Followed by
Code: [Select]
--2A575808
Content-Type: text/xml
Content-Length: 121

<Message type="Event" Time="1524876473.850" Bias="480" DaylightBias="-60"><Event type="Status" id="LiveCheck"/></Message>

and
Code: [Select]
--2A575808
Content-Type: text/xml
Content-Length: 165

<Message Time="1524876483.7" Bias="480" DaylightBias="-60" type="Event">
<Event type="Status" id="RecordStatus" src="4" value="1,0,0" active="1,0,0"/>
</Message>

The "--2A575808" is a reference to the NVR serial no.

Below describes the message format:
 
Code: [Select]
Multiple parts format :
--(Boundary)CRLF
Content-Type : media type of media data CRLF
Content-Length : length of media data CRLF
CRLF
<<>>CRLF
 
Sample :
GET /media/message HTTP/1.1
Accept: text/html, application/xhtml+xml, */*
Accept-Language: zh-TW
User-Agent: Mozilla/5.0 (Windows NT 6.1; WOW64; Trident/7.0; rv:11.0) like Gecko
Accept-Encoding: gzip, deflate
Host: 172.16.18.13
Authorization: Basic YWRtaW46MTIzNDU2
Connection: Keep-Alive
DNT: 1
 
HTTP/1.1 200 OK
Cache-Control: no-cache
Connection: Keep-Alive
Pragma: no-cache
Content-Type: multipart/x-mixed-replace; boundary=506CB008
x-sessioncookie: 28385470
Access-Control-Allow-Origin: *

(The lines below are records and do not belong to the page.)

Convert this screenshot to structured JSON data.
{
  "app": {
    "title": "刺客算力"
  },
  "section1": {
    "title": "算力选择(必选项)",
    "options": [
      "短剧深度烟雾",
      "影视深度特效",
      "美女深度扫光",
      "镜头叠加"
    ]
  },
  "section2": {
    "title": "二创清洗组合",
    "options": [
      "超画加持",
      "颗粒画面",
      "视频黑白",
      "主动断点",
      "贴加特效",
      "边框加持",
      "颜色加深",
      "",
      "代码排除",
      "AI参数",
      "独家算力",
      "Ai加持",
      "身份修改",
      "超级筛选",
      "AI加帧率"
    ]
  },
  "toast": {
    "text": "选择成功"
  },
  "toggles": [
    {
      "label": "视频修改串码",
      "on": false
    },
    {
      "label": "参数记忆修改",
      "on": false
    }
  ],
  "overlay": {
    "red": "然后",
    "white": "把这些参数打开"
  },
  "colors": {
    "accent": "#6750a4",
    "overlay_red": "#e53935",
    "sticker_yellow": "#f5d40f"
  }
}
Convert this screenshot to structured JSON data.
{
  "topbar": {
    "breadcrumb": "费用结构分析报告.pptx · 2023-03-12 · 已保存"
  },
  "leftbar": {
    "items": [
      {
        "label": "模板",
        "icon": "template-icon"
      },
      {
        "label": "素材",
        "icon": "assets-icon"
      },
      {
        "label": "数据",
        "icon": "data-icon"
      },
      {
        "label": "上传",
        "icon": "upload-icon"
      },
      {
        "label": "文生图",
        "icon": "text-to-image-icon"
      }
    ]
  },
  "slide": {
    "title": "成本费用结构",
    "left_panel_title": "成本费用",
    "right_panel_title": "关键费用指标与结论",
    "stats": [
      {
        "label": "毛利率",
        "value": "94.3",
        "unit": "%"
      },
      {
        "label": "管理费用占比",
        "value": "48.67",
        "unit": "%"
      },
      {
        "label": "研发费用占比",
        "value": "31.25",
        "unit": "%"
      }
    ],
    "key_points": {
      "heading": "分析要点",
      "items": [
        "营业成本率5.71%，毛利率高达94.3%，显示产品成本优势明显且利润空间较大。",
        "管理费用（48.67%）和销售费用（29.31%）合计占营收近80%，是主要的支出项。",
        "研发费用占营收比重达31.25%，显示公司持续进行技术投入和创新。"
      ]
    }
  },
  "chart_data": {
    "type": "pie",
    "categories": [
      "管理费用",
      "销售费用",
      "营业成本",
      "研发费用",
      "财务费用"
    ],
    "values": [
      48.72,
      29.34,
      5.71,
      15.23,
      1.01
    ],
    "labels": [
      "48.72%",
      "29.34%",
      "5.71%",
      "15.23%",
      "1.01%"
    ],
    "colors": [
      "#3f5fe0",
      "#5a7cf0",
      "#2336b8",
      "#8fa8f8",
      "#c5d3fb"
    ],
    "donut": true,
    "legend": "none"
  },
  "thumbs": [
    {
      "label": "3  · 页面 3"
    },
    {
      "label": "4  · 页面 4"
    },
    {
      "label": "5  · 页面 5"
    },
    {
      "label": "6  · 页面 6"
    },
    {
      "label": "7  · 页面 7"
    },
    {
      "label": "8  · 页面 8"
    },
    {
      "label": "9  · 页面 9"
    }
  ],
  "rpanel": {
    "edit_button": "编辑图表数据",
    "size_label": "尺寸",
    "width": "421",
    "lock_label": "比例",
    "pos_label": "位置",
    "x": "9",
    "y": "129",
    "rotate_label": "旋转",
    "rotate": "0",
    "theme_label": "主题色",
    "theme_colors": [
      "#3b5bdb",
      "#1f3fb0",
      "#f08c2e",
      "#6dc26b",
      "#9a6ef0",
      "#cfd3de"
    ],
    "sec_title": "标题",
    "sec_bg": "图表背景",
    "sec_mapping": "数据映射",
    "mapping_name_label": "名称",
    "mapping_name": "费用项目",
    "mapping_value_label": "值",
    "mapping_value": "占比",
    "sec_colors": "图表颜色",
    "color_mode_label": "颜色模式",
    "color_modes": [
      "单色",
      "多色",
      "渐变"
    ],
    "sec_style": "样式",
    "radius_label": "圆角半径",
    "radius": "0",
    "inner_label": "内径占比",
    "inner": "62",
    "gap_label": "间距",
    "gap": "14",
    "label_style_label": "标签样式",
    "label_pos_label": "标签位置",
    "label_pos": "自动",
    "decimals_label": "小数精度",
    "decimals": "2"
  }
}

Given that there is little if any client/server interaction here, it seems like the best way to go is via luup.io, though without knowing the internal strengths of each method, I'm fairly unqualified to make that call.  :) As a basic approach, I would choose the method that requires the least amount of overhead processing while maintaining a reliable connection as there is no need for any program modification of the call to the NVR.  A parameter to set a "timeout" before a retry would be nice, though of course that can be handled in the listener call.
Thx for looking at this.